As this ZDNet article explains:
With GitHub Actions, which can be written in YAML, you can build a container app, deploy a web service, publish packages to registries, or automate welcoming new programmers to your open source projects. Or chain them all together.
“So what is GitHub Actions exactly?
It’s an application programming interface (API) for cause and effect on GitHub. It enables you to orchestrate any workflow, based on any event, while GitHub manages the execution, provides you rich feedback and secures every step along the way. With GitHub Actions, workflows and steps are code in a repository, so you can create, share, reuse, and fork your software development practices.
What’s new is that GitHub has added CI/CD and testing to Actions. With this, users can automate how they build, test, and deploy projects. You can do this with any platform. That includes Linux, MacOS, and Windows. You can then run your workflows in a container or on a virtual machine (VM). “
How to put GitHub Actions to work for your software team
TechBeacon provides this concise and insightful action plan for How to put GitHub Actions to work for your software team.

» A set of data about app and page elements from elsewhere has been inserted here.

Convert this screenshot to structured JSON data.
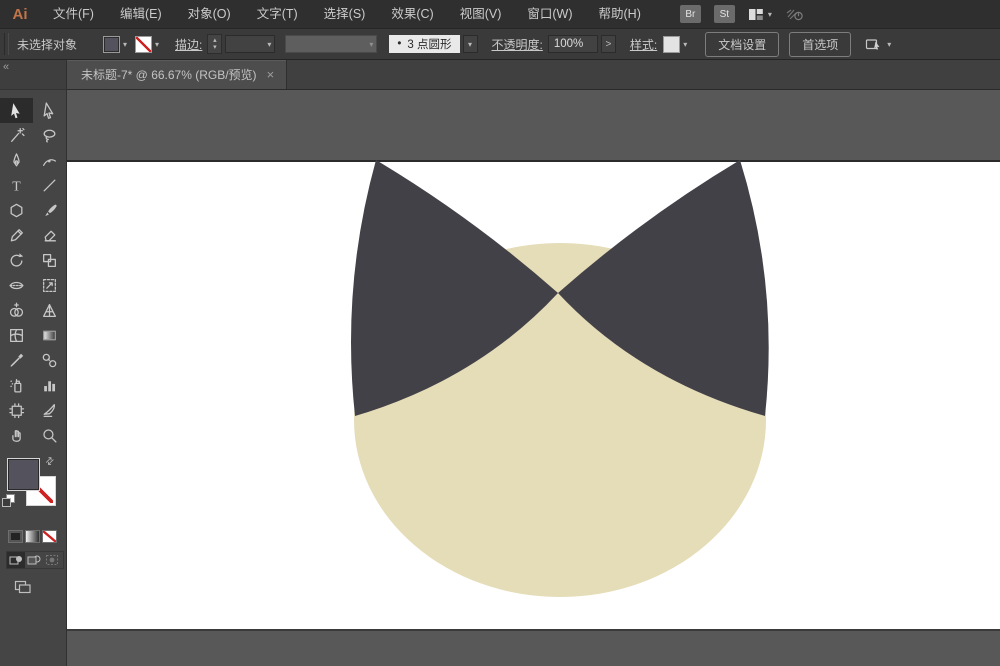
{
  "app": {
    "logo_text": "Ai"
  },
  "menubar": {
    "items": [
      {
        "name": "file",
        "label": "文件(F)"
      },
      {
        "name": "edit",
        "label": "编辑(E)"
      },
      {
        "name": "object",
        "label": "对象(O)"
      },
      {
        "name": "type",
        "label": "文字(T)"
      },
      {
        "name": "select",
        "label": "选择(S)"
      },
      {
        "name": "effect",
        "label": "效果(C)"
      },
      {
        "name": "view",
        "label": "视图(V)"
      },
      {
        "name": "window",
        "label": "窗口(W)"
      },
      {
        "name": "help",
        "label": "帮助(H)"
      }
    ],
    "bridge_label": "Br",
    "stock_label": "St"
  },
  "controlbar": {
    "status_text": "未选择对象",
    "stroke_label": "描边:",
    "brush_bullet": "•",
    "brush_name": "3 点圆形",
    "opacity_label": "不透明度:",
    "opacity_value": "100%",
    "expand_arrow": ">",
    "style_label": "样式:",
    "document_setup_label": "文档设置",
    "preferences_label": "首选项"
  },
  "tabbar": {
    "active_tab_title": "未标题-7* @ 66.67% (RGB/预览)",
    "close_glyph": "×"
  },
  "toolbar": {
    "collapse_glyph": "«",
    "tools": [
      "selection",
      "direct-selection",
      "magic-wand",
      "lasso",
      "pen",
      "curvature",
      "type",
      "line-segment",
      "polygon",
      "paintbrush",
      "pencil",
      "eraser",
      "rotate",
      "scale",
      "width",
      "free-transform",
      "shape-builder",
      "perspective-grid",
      "mesh",
      "gradient",
      "eyedropper",
      "blend",
      "symbol-sprayer",
      "column-graph",
      "artboard",
      "slice",
      "hand",
      "zoom"
    ],
    "active_tool": "selection"
  },
  "icons": {
    "chevron_down": "▾",
    "spinner_up": "▴",
    "spinner_down": "▾",
    "swap": "⇄"
  },
  "artwork": {
    "description": "cat head: cream ellipse with two dark curved-triangle ears",
    "head_fill": "#e5dcb8",
    "ear_fill": "#434148"
  },
  "colors": {
    "menubar_bg": "#2f2f2f",
    "controlbar_bg": "#3a3a3a",
    "tabbar_bg": "#404040",
    "active_tab_bg": "#4d4d4d",
    "pasteboard": "#585858",
    "toolbar_bg": "#454545",
    "fill_swatch": "#54525c",
    "artboard": "#ffffff",
    "none_red": "#cf2222"
  }
}
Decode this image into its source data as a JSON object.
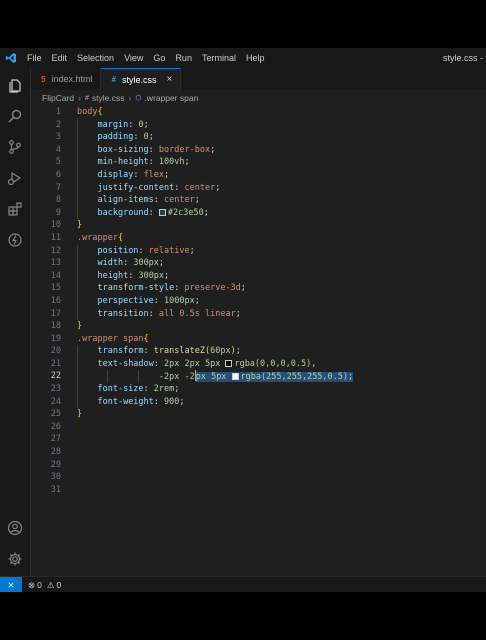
{
  "menu": [
    "File",
    "Edit",
    "Selection",
    "View",
    "Go",
    "Run",
    "Terminal",
    "Help"
  ],
  "window_title": "style.css - fli",
  "tabs": [
    {
      "name": "index.html",
      "icon": "html-file-icon",
      "active": false
    },
    {
      "name": "style.css",
      "icon": "css-file-icon",
      "active": true,
      "close": "×"
    }
  ],
  "breadcrumb": {
    "folder": "FlipCard",
    "file": "style.css",
    "selector": ".wrapper span"
  },
  "editor": {
    "current_line": 22,
    "line_numbers": [
      "1",
      "2",
      "3",
      "4",
      "5",
      "6",
      "7",
      "8",
      "9",
      "10",
      "11",
      "12",
      "13",
      "14",
      "15",
      "16",
      "17",
      "18",
      "19",
      "20",
      "21",
      "22",
      "23",
      "24",
      "25",
      "26",
      "27",
      "28",
      "29",
      "30",
      "31"
    ],
    "l1": {
      "sel": "body",
      "brace": "{"
    },
    "l2": {
      "prop": "margin",
      "val": "0"
    },
    "l3": {
      "prop": "padding",
      "val": "0"
    },
    "l4": {
      "prop": "box-sizing",
      "val": "border-box"
    },
    "l5": {
      "prop": "min-height",
      "val": "100vh"
    },
    "l6": {
      "prop": "display",
      "val": "flex"
    },
    "l7": {
      "prop": "justify-content",
      "val": "center"
    },
    "l8": {
      "prop": "align-items",
      "val": "center"
    },
    "l9": {
      "prop": "background",
      "val": "#2c3e50",
      "swatch": "#2c3e50"
    },
    "l10": {
      "brace": "}"
    },
    "l11": {
      "sel": ".wrapper",
      "brace": "{"
    },
    "l12": {
      "prop": "position",
      "val": "relative"
    },
    "l13": {
      "prop": "width",
      "val": "300px"
    },
    "l14": {
      "prop": "height",
      "val": "300px"
    },
    "l15": {
      "prop": "transform-style",
      "val": "preserve-3d"
    },
    "l16": {
      "prop": "perspective",
      "val": "1000px"
    },
    "l17": {
      "prop": "transition",
      "val": "all 0.5s linear"
    },
    "l18": {
      "brace": "}"
    },
    "l19": {
      "sel": ".wrapper span",
      "brace": "{"
    },
    "l20": {
      "prop": "transform",
      "fn": "translateZ",
      "arg": "60px"
    },
    "l21": {
      "prop": "text-shadow",
      "pre": "2px 2px 5px ",
      "color": "rgba(0,0,0,0.5)",
      "swatch": "#000000"
    },
    "l22": {
      "pre": "-2px -2",
      "sel_pre": "px 5px ",
      "color": "rgba(255,255,255,0.5)",
      "swatch": "#ffffff"
    },
    "l23": {
      "prop": "font-size",
      "val": "2rem"
    },
    "l24": {
      "prop": "font-weight",
      "val": "900"
    },
    "l25": {
      "brace": "}"
    }
  },
  "status": {
    "remote_icon": "remote-icon",
    "errors": "0",
    "warnings": "0"
  },
  "colors": {
    "accent": "#0078d4",
    "editor_bg": "#1f1f1f",
    "selection": "#264f78"
  }
}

“With advanced, complex workflows reduced to simple commands, Action-based workflows can offer impressive benefits to ops developers. You can use GitHub Actions to automate repetitive actions and decrease time spent configuring workflows, giving you more free time to focus on your own domain logic.
Instead of maintaining a sea external DevOps apps and accounts, GitHub Actions is automating software delivery using Git. Teams can embrace a collection of UNIX-like microservices to perform niche tasks, all called in sequence with their custom, event-driven pipeline. Since Actions are defined in your repository or public repositories, executions are handled by a kind of mesh of GitHub repos.”